## YOUR OBJECTIVE
Read through the entries below and return each line with the word "PLUS".

## INPUT MATERIAL

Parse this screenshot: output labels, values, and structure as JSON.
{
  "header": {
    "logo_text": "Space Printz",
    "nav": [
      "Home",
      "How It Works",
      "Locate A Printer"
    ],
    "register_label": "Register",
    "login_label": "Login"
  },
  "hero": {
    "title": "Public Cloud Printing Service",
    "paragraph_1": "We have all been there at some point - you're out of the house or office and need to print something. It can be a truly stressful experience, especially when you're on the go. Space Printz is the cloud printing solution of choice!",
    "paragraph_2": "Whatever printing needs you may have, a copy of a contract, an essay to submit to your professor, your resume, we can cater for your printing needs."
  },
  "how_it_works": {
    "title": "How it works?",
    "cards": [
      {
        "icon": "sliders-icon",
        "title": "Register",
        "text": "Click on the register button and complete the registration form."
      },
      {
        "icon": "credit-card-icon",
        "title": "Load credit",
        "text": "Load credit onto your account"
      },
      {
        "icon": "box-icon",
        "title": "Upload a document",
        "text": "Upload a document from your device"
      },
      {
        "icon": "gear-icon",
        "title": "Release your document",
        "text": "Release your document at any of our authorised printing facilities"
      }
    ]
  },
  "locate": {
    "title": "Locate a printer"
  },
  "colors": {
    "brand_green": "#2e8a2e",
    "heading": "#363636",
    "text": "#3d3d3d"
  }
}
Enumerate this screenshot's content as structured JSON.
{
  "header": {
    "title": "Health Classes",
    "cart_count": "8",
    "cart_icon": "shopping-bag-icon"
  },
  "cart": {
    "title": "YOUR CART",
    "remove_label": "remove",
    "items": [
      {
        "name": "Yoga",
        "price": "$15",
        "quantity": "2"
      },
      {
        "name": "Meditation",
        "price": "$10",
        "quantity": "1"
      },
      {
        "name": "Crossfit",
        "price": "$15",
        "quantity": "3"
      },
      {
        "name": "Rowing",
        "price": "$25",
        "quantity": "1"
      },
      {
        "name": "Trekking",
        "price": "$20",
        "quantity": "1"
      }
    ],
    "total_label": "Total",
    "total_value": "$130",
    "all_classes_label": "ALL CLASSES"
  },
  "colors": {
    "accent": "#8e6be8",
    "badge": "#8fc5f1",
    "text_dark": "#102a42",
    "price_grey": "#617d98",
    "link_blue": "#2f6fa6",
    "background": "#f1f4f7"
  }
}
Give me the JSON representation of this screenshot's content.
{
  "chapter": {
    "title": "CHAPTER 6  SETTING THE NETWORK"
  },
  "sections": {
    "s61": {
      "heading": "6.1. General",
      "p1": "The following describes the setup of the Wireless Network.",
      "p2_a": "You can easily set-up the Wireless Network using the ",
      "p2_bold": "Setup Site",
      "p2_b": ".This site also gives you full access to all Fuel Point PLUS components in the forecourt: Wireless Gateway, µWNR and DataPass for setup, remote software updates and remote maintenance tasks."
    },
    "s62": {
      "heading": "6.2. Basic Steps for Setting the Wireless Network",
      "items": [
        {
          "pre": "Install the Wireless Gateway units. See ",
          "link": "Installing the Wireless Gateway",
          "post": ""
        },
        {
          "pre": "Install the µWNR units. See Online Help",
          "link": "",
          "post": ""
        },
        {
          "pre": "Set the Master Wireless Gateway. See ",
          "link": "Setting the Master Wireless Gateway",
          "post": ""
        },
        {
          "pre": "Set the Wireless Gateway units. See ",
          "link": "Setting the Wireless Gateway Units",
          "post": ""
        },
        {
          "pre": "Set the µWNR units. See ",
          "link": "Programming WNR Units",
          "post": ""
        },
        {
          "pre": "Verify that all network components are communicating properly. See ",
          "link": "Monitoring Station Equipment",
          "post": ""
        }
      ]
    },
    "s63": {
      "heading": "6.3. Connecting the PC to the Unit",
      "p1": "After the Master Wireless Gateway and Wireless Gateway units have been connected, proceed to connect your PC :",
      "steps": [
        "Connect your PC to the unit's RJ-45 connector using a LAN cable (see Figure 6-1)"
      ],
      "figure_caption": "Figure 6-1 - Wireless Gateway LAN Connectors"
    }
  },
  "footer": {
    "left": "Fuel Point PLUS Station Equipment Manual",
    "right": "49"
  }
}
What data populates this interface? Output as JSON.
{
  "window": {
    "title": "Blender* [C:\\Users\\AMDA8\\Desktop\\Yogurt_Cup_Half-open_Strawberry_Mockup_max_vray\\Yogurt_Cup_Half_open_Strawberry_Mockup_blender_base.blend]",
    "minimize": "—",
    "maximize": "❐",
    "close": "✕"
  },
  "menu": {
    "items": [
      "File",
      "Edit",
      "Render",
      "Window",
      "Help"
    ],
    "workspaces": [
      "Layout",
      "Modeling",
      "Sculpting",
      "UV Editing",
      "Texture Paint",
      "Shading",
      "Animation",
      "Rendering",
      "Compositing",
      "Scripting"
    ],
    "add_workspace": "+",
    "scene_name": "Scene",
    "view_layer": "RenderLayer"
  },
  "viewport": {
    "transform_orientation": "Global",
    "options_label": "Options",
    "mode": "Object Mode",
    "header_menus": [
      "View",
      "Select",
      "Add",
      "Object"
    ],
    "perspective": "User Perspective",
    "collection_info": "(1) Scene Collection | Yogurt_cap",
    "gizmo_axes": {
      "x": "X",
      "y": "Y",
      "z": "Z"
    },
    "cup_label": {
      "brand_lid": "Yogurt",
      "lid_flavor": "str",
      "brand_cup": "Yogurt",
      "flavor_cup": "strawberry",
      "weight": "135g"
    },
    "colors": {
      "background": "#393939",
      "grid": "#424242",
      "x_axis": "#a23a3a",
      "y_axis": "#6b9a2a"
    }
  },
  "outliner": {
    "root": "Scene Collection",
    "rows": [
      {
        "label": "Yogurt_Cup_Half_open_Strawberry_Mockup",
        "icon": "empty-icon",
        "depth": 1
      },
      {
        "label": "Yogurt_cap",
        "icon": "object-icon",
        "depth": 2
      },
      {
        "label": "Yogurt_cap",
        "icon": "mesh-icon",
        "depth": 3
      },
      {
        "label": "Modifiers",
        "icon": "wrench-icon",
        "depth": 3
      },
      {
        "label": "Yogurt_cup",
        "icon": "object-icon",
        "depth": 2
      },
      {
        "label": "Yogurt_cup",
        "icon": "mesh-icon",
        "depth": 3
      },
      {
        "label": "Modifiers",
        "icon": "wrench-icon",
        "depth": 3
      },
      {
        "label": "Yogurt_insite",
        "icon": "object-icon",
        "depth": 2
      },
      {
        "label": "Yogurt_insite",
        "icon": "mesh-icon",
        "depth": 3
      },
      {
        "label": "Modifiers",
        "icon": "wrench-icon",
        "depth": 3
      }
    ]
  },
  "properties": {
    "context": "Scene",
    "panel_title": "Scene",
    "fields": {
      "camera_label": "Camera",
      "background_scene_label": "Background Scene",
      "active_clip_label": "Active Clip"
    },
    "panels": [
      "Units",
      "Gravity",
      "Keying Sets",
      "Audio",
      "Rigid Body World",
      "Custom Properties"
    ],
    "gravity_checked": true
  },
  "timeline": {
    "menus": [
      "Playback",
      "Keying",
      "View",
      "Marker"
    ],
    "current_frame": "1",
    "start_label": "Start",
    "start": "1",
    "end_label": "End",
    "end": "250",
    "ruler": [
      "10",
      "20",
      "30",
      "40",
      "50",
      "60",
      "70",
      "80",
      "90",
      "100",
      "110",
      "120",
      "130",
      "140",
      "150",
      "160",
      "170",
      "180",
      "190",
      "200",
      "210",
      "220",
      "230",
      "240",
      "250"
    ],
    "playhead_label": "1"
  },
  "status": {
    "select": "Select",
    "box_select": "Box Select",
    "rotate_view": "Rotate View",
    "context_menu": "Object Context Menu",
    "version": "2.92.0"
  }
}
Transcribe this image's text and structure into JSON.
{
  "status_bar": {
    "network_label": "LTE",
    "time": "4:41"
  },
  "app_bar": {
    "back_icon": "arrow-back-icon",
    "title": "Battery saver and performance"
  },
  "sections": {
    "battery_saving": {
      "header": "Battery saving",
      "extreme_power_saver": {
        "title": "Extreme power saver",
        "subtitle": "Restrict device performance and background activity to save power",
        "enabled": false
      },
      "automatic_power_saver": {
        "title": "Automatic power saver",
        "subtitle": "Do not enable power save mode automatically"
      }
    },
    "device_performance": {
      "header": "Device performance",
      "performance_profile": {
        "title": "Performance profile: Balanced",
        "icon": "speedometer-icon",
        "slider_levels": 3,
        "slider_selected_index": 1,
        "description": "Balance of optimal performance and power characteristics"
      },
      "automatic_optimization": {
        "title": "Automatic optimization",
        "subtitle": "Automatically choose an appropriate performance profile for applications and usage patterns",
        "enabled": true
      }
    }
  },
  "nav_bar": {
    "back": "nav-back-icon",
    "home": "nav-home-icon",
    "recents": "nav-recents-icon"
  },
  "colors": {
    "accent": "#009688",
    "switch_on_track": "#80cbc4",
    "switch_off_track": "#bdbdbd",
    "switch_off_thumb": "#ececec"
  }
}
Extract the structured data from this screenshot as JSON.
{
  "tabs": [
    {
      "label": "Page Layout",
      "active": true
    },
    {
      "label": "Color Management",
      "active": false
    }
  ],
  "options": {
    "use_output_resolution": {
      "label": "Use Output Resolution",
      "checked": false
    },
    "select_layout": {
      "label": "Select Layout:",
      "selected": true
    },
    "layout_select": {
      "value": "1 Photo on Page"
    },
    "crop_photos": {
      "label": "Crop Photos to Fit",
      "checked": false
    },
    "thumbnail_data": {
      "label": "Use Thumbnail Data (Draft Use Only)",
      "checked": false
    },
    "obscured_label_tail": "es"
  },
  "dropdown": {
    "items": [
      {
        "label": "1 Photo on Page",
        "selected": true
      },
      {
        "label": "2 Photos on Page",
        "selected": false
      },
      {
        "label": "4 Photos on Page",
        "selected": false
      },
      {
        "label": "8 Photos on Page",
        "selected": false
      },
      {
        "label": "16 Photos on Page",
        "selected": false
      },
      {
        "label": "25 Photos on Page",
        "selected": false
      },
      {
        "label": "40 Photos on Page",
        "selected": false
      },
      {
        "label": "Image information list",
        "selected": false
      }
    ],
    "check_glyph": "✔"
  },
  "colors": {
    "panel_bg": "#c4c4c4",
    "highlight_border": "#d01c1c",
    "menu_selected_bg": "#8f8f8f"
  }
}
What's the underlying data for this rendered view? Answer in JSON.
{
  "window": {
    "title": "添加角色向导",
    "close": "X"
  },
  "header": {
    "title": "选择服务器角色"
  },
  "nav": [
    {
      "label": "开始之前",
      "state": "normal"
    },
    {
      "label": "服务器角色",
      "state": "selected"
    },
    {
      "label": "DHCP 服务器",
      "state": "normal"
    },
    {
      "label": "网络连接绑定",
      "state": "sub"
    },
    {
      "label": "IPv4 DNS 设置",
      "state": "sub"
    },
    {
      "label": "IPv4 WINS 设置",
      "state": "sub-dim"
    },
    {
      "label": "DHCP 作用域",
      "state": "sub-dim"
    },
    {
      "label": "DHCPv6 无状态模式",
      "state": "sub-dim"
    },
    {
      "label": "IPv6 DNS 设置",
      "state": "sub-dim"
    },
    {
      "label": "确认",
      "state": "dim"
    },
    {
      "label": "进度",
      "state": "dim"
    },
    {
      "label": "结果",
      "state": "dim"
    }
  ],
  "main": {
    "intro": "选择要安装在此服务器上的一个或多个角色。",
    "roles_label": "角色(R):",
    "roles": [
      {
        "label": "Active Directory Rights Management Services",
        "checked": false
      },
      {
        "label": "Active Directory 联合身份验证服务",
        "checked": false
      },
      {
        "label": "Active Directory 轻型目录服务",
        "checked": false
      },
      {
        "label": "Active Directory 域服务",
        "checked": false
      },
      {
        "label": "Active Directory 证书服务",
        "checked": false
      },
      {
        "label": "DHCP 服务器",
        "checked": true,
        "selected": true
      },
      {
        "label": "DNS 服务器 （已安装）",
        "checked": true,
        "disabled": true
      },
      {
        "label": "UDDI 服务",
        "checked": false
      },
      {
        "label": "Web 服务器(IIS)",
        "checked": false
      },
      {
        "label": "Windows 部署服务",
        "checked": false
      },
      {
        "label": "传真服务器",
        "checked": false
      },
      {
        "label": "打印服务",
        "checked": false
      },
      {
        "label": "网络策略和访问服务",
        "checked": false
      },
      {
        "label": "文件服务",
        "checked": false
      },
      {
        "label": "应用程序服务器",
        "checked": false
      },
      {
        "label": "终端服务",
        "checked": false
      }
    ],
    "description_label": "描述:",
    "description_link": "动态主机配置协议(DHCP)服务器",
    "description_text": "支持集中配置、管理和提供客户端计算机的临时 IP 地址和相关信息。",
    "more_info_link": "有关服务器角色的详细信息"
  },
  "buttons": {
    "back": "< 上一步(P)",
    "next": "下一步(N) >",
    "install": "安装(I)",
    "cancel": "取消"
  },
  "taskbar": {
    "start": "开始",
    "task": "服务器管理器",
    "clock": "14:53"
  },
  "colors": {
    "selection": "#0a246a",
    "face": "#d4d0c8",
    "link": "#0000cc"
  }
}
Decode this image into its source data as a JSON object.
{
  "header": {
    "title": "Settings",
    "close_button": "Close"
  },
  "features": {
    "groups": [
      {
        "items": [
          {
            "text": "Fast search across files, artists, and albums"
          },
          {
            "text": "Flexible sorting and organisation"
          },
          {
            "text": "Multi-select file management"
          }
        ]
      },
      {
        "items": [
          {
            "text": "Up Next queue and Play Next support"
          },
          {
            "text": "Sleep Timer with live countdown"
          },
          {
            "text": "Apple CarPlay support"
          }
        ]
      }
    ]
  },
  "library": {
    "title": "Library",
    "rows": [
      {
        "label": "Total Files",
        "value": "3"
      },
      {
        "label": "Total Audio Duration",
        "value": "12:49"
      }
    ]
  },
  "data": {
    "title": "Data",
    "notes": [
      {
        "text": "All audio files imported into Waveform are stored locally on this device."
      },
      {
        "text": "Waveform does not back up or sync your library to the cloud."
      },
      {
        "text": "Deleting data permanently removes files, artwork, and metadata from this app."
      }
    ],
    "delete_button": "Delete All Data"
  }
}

## SOLUTION BELOW
      "p2_b": ".This site also gives you full access to all Fuel Point PLUS components in the forecourt: Wireless Gateway, µWNR and DataPass for setup, remote software updates and remote maintenance tasks."
    "left": "Fuel Point PLUS Station Equipment Manual",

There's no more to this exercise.